Would you filter these records and copy every line that has the word "Uhygb"?

(Interface dataset entries)
.....
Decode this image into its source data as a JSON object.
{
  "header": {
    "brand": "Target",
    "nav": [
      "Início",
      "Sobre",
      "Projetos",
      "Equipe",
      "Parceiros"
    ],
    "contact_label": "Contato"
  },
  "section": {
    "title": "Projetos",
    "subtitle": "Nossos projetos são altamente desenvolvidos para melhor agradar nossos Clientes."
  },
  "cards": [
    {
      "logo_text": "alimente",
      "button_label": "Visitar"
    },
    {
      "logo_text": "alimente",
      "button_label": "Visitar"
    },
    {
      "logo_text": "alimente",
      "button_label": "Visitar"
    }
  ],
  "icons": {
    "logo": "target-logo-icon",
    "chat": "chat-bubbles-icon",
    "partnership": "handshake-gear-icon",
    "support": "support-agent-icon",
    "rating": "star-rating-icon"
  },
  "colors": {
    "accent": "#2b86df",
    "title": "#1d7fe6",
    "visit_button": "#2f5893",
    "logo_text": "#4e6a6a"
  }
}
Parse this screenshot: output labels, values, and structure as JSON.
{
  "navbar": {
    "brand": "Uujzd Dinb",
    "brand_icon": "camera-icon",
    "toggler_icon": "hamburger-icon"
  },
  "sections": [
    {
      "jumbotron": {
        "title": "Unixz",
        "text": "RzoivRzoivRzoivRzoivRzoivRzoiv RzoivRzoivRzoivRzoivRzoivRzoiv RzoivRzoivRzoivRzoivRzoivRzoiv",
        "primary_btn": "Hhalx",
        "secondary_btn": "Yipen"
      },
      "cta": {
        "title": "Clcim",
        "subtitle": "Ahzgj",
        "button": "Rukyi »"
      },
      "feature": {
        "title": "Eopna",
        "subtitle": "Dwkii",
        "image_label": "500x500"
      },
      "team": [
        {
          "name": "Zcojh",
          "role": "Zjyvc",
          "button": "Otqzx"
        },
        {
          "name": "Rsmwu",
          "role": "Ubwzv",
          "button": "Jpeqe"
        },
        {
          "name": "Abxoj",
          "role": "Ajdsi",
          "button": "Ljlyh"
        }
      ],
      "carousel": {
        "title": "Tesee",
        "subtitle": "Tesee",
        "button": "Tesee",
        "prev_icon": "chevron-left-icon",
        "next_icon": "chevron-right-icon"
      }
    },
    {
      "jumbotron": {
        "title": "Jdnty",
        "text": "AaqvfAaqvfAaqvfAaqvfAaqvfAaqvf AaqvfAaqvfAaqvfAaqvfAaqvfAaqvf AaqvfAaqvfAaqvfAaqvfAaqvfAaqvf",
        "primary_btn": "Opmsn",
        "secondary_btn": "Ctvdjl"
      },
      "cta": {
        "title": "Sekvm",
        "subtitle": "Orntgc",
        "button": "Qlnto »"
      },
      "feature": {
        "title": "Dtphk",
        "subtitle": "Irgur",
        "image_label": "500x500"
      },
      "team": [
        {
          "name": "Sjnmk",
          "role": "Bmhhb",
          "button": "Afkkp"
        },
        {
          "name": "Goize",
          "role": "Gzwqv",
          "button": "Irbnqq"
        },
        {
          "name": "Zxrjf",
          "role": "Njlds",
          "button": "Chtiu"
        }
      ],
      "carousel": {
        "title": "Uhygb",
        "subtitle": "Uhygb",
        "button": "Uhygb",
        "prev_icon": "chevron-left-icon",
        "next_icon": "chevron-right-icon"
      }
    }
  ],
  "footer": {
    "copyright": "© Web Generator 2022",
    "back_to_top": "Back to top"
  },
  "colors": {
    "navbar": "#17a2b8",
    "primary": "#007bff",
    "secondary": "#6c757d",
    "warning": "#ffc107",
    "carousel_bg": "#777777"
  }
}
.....
» Output of the task
        "title": "Uhygb",
        "subtitle": "Uhygb",
        "button": "Uhygb",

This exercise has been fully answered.